So what explains the routine over-enforcement of these nickel-and-dime offenses? One part of the answer can be found in two Supreme Court cases that will celebrate milestone anniversaries in the coming weeks. Together, Whren v. United States and Atwater v. City of Lago Vista permit police to use stops and custodial arrests for low-level offenses to get information about more serious crimes. Officers are likely empowered by Whren to act on their racial biases and incentivized by Atwater to make unnecessary arrests. Those decisions demand reconsideration if the court is going to play its constitutionally required role to protect fundamental liberty rights. Otherwise, the court will continue to seem irrelevant to urgent national conversations about how to protect Black and brown communities from the police. 

For officers, pretext stops can be a means to another end: Officers who have enough suspicion for a minor crime can stop a person in the hope that they might unearth weapons, drugs or other evidence of more significant crime. This is highly problematic because officers frequently lack the suspicion that would be necessary under the Constitution to gather this information …

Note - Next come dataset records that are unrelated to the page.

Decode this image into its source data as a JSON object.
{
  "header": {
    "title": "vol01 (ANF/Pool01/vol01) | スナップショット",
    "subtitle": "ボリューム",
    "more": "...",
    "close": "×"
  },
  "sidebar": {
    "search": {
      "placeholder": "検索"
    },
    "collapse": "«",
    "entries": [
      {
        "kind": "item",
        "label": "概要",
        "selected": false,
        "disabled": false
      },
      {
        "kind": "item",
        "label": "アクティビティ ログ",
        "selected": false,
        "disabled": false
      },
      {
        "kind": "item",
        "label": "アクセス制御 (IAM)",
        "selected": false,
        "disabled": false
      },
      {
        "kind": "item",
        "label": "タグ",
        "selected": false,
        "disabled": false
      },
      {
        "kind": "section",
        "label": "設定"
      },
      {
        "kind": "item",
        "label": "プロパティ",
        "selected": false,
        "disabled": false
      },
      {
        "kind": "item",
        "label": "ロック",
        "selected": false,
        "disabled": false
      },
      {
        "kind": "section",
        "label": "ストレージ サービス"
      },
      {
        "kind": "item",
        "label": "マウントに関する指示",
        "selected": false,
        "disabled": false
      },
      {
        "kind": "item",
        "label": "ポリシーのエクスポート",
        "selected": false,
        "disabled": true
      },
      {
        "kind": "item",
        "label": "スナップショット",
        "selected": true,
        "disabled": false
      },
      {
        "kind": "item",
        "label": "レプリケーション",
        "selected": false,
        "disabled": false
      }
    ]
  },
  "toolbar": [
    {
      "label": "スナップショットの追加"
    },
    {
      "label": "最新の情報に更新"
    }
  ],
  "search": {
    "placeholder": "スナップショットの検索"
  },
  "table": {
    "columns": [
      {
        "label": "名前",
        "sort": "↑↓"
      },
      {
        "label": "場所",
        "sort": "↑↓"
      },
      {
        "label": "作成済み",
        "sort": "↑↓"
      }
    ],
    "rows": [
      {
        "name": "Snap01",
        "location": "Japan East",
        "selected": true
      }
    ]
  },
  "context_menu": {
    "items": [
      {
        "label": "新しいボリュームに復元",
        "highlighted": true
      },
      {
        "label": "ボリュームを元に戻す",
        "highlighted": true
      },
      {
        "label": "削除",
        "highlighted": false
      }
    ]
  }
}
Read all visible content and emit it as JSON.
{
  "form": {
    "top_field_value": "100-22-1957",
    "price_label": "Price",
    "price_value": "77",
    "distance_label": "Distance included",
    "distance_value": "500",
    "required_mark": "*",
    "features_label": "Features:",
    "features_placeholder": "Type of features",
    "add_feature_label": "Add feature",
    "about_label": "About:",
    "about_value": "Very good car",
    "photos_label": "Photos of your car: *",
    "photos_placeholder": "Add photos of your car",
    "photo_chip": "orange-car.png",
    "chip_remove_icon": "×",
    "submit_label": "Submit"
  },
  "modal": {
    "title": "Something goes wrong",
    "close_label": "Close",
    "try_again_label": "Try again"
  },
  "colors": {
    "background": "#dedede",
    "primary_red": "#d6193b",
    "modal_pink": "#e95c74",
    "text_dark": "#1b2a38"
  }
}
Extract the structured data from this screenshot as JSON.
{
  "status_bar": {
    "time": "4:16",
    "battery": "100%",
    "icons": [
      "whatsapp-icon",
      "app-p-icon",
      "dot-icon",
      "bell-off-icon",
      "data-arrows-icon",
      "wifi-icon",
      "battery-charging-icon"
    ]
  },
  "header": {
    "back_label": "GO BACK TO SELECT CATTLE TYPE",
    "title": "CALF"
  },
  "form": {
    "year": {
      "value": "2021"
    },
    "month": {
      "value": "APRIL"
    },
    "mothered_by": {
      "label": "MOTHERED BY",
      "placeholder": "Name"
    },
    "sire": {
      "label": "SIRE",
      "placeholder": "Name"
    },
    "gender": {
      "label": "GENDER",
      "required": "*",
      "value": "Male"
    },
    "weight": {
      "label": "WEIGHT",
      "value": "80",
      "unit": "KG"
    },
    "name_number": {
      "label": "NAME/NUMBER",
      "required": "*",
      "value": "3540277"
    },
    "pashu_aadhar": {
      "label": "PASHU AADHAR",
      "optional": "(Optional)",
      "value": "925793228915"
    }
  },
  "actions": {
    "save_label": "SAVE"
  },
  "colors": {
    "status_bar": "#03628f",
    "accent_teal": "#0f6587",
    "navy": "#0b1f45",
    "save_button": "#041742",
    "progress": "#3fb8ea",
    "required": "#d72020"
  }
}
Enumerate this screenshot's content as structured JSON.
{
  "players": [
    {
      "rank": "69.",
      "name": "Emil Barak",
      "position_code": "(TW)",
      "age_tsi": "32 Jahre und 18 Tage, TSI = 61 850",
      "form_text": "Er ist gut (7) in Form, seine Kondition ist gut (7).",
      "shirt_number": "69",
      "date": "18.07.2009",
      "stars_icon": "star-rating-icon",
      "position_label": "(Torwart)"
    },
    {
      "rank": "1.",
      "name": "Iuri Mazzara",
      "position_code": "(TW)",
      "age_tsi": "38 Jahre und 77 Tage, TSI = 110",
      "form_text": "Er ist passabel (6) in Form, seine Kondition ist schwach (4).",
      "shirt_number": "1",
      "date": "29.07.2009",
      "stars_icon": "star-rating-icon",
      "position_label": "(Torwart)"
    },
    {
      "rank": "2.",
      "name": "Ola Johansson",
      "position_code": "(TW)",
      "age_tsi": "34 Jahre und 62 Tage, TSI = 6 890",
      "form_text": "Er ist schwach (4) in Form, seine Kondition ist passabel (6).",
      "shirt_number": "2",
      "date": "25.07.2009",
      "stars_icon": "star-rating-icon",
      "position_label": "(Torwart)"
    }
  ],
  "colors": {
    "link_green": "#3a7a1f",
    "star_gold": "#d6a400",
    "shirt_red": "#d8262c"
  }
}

Read the full article.

Emergency Powers and Policing: Professor William C. Banks Talks to Rewire

Posted on Thursday 4/22/2021
William C. Banks

How Emergency Powers Pave the Way for Police Brutality at Protests

(Rewire | April 21, 2021) When curfew hit at 8 p.m. on April 13 in Brooklyn Center, Minnesota, it felt like someone had flipped a switch.

Reporters on the ground say the protest outside the police department had been peaceful, full of speeches and songs. 

But the environment quickly changed as law enforcement began to use more aggressive tactics, firing less-lethal rounds, tear gas and flash grenades at protesters in an attempt to disperse the protest ...

... In 1878, The Posse Comitatus Act was passed to prevent the federal military from engaging in law enforcement activity. There was a desire for the military and law enforcement to be separate entities.

"They're supposed to keep the peace, prevent disturbances, quell disorder, but not enforce the law. That's for the cops," said William Banks, professor emeritus at the Syracuse University College of Law.

But states aren't burdened by that restriction.

"If the governor wishes, depending on how the state law is written, National Guard forces could enforce the curfew or engage in a search or make an arrest of an individual who's violating the law," Banks said.

In the past 20 years, the lines have further blurred. That's because military-grade force doesn't just come from the military. 

Since 1997, federal programs have transferred surplus military equipment to local police departments. Police departments often respond to protests in full tactical military gear, with gas masks, shields and armored vehicles. 

For instance, as NPR reported, St. Paul suburb Cottage Grove's police department alone acquired $1 million in military gear during the Trump administration. The department received 39 bayonets in December 2019.

"That kind of a force, particularly if it's made distant from the people by virtue of the equipment that they use and the paraphernalia that they wear, and the rules of engagement that follow, they're no longer being responsive to the people," Banks said ...

Read the full article.

Santos Vargas elected as Chair of the State Bar of Texas Board of Directors

Posted on Wednesday 4/21/2021
Santos Vargas

Santos Vargas was selected chair-elect of the State Bar of Texas Board of Directors during the board’s quarterly meeting held April 16. Vargas, a shareholder at Davis & Santos in San Antonio, will take office in June and will  serve as chair until June 2022.